    9. Bruce Fallick & Charles A. Fleischman & James B. Rebitzer, 2006. "Job-Hopping in Silicon Valley: Some Evidence Concerning the Microfoundations of a High-Technology Cluster," The Review of Economics and Statistics, MIT Press, pages 472-481.
    10. Jordi Guilera, 2011. "Extending the Kuznets Curve," Working Papers in Economics 257, Universitat de Barcelona. Espai de Recerca en Economia.
    11. Benedikt Goderis & Samuel W. Malone, 2011. "Natural Resource Booms and Inequality: Theory and Evidence," Scandinavian Journal of Economics, Wiley Blackwell, pages 388-417.
    12. Tausch, Arno, 2009. "Ist die Globalisierung fit für das soziale Europa?
      [Is Globalization fit for Social Europe?]
      ," MPRA Paper 14264, University Library of Munich, Germany.
    13. Acar, Sevil & Dogruel, Fatma, 2012. "Sources of inequality in selected MENA countries," Structural Change and Economic Dynamics, Elsevier, vol. 23(3), pages 276-285.
    14. Hamori, Shigeyuki & Hashiguchi, Yoshihiro, 2012. "The effect of financial deepening on inequality: Some international evidence," Journal of Asian Economics, Elsevier, pages 353-359.
    15. Arnaud Lefranc & Nicolas Pistolesi & Alain Trannoy, 2008. "Inequality Of Opportunities Vs. Inequality Of Outcomes: Are Western Societies All Alike?," Review of Income and Wealth, International Association for Research in Income and Wealth, pages 513-546.
    16. Torgler, Benno, 2011. "Tax morale and compliance : review of evidence and case studies for Europe," Policy Research Working Paper Series 5922, The World Bank.
    17. Michael Fertig & Marcus Tamm, 2010. "Always Poor or Never Poor and Nothing in Between? Duration of Child Poverty in Germany," German Economic Review, Verein für Socialpolitik, vol. 11, pages 150-168, May.
    18. Caroline DAYMON, 2012. "Ouverture Commerciale, Inégalités De Revenu Et Répartition Salariale Dans Les Pays Du Sud Et De L’Est De La Méditerranée," Region et Developpement, Region et Developpement, LEAD, Universite du Sud - Toulon Var, pages 81-98.

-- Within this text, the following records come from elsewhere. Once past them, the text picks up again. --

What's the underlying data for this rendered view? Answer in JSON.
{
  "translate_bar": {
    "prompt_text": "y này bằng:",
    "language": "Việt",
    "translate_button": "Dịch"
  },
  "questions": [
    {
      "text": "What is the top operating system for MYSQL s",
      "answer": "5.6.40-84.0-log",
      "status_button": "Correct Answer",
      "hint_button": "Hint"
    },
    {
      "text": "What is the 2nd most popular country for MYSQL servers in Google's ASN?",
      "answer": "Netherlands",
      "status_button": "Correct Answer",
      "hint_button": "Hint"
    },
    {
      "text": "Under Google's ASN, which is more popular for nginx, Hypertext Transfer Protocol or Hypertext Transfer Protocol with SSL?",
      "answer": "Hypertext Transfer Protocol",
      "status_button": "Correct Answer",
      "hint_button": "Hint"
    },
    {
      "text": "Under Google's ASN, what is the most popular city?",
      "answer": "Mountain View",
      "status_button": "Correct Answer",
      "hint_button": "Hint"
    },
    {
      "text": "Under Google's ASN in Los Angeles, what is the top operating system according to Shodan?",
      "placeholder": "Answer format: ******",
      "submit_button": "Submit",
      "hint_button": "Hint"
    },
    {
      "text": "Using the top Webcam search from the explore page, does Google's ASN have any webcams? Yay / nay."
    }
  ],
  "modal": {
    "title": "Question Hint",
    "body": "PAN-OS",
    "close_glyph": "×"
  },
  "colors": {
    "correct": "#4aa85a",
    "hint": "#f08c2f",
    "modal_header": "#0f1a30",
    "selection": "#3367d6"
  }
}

    More about this item

    Statistics

    Access and download statistics

    Corrections

    All material on this site has been provided by the respective publishers and authors. You can help correct errors and omissions. When requesting a correction, please mention this item's handle: RePEc:bla:revinw:v:51:y:2005:i:1:p:115-143. See general information about how to correct material in RePEc.

    For technical questions regarding this item, or to correct its authors, title, abstract, bibliographic or download information, contact: (Wiley-Blackwell Digital Licensing) or (Christopher F. Baum). General contact details of provider: http://edirc.repec.org/data/iariwea.html .

    If you have authored this item and are not yet registered with RePEc, we encourage you to do it here. This allows to link your profile to this item. It also allows you to accept potential citations to this item that we are uncertain about.

    We have no references for this item. You can help adding them by using this form .

    If you know of missing items citing this one, you can help us creating those links by adding the relevant references in the same way as above, for each refering item. If you are a registered author of this item, you may also want to check the "citations" tab in your RePEc Author Service profile, as there may be some citations waiting for confirmation.

    Please note that corrections may take a couple of weeks to filter through the various RePEc services.

    IDEAS is a RePEc service hosted by the Research Division of the Federal Reserve Bank of St. Louis . RePEc uses bibliographic data supplied by the respective publishers.